It’s one of umpteen opinions we share. Though getting out there every once in a while and becoming involved – or at least actually concentrating on what’s going on around you – is paramount to an all-encompassing musical enjoyment, I’d reckon. And we again concur on the relevance of the live aspect: “Live shows, to me, are really important. Especially with these songs, and especially ’cause I couldn’t bring my band over! It’s tricky to recreate an album live and there are some bands that don’t wanna play unless they sound exactly like they do on record but to me, it’s kinda the opposite: when you play live, you bring a wholly different element to the songs – that spontaneity you lose otherwise. You can get all those subtle nuances on a recording – all those tiny little things you slave over for months. But you can’t get that live energy, and so I really like to play live. I call music a mystical art, ’cause there’s this kind of alchemy that goes on” – one which is best illustrated in the context of these sorts of shows.
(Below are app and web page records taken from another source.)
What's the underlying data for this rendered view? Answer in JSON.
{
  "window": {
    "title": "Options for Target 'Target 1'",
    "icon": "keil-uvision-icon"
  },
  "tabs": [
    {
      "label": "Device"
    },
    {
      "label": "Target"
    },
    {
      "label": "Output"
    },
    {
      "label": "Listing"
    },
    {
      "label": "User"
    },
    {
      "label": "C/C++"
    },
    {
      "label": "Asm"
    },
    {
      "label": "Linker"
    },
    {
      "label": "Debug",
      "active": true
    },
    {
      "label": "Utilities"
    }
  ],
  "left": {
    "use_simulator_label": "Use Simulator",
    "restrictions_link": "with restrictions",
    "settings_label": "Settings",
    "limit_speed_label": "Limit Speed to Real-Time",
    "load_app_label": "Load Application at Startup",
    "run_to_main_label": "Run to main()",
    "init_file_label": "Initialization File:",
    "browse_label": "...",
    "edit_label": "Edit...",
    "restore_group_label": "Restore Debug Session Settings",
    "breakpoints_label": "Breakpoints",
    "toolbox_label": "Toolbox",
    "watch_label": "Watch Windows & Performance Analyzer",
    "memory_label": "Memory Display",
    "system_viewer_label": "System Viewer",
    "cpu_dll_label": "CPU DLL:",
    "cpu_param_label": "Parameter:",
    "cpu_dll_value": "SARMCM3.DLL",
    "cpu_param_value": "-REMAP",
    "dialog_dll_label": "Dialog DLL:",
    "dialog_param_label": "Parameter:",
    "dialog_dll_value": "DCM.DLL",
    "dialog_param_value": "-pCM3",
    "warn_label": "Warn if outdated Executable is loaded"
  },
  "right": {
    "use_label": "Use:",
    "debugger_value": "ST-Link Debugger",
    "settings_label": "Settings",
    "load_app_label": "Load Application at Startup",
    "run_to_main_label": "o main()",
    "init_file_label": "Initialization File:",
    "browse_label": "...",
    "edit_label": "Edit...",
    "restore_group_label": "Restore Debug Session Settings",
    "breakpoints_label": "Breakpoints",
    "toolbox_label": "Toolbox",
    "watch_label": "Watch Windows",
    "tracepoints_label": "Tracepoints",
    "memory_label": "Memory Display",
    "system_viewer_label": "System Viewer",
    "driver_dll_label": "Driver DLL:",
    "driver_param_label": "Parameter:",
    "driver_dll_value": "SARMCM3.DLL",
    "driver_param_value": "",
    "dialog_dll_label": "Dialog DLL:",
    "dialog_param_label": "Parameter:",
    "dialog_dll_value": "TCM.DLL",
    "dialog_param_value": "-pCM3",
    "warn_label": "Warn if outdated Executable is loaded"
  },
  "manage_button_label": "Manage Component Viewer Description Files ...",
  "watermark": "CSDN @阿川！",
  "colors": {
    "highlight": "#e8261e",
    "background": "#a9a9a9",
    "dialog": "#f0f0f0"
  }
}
Though as with the industry itself, it’s an alchemy with a somewhat uncertain future: we meet during a week in which The Stool Pigeon has unanticipatedly flown the coop for good, HMV has lost the most part of its voice, and the red mist has finally descended over The Bull And Gate as owners Margaret and Pat Lynskey have bolted from NW5. “It’s definitely not easy”, Meyer admits somewhat defeatedly. “And from the time that I started out, it’s definitely gotten worse. I grew up in Oklahoma, and moved to Los Angeles without even really having the intention of becoming a singer. But when I did start writing songs, my thought process was that you’d write ‘em, and then you’d start a band, and then you’d get signed. But that’s never happened. So for me, it’s definitely a labour of love, and one I’ve given up other things for [in order to be] able to maintain. And I think everybody these days will have to do that, unless you come from a situation in which you’re fully supported. Or you win the lottery – whether that be literally, or putting out a record which everybody just so happens to love! Which is rare, you know? But personally, the more time and effort I dedicate to it, the more I enjoy it. So I guess I’d definitely say it’s hard, but I feel like if you’re really inspired to do something, then it needs to be done – whether you become rich or not!”
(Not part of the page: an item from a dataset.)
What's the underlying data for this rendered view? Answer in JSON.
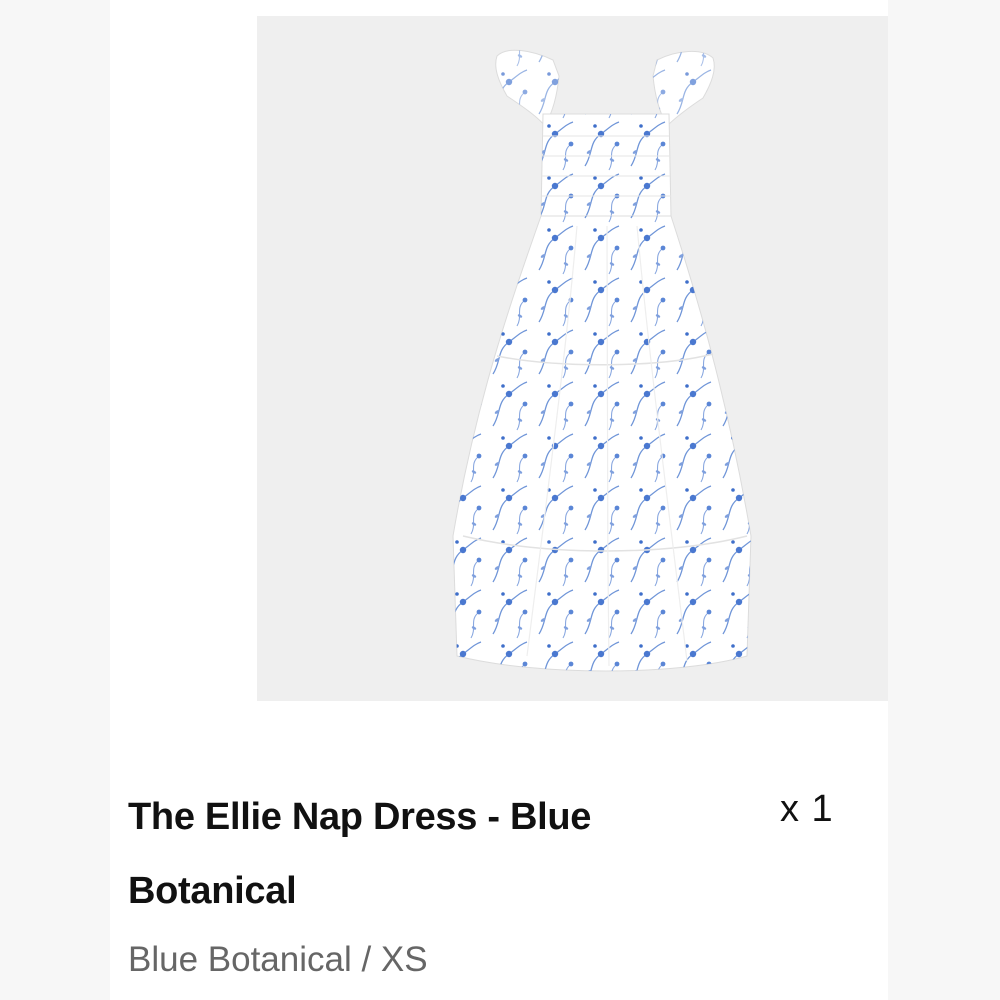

Though as with many artists you’ll speak to who slave away only to scrape by, she’s only too open to the insecurities of the artistic predicament: “Every day is different and one you can be on top of the world, only for a series of unfortunate events to bring you right back down the next.” It’s not merely a New York state of mind, but evocative so too of life in London I attest. But this so-called labour of love – to what degree does she view it as actual work, whether laborious or otherwise? “Honestly? I feel like it’s all work from the moment the songs leave my bedroom. For me, writing music isn’t strenuous in any way. It is work, but it never feels that way and I could stay up at it all night, every night and not feel tired. But for me, the work comes with the process of getting it out there to people. The work comes when I have to sit on the computer and spend hours endlessly emailing people!”
A horribly familiar plight.
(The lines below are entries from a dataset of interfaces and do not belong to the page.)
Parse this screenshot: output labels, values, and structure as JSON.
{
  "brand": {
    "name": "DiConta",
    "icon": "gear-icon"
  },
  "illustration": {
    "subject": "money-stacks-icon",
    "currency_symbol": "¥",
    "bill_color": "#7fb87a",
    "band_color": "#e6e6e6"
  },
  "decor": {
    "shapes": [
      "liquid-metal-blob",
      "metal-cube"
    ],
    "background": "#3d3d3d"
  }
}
“But I do think that things tend to come full circle, and I got emails from a couple labels regarding this release whose rejection letters I’d saved from a while back! And I was like, ‘Ah! I remember you! I’ll never forget you!’ But it’s encouragement, especially as most of my friends are now beginning to really settle into their lives. I’m still a bit of a dreamer, so it’s rewarding to know that what you’re putting out into the world is being appreciated by some people somewhere!”
As for how much longer Meyer may be deemed a Young Unknown, well, in keeping with the above we’re unsure. Though her output can, and indeed most certainly should, be appreciated here.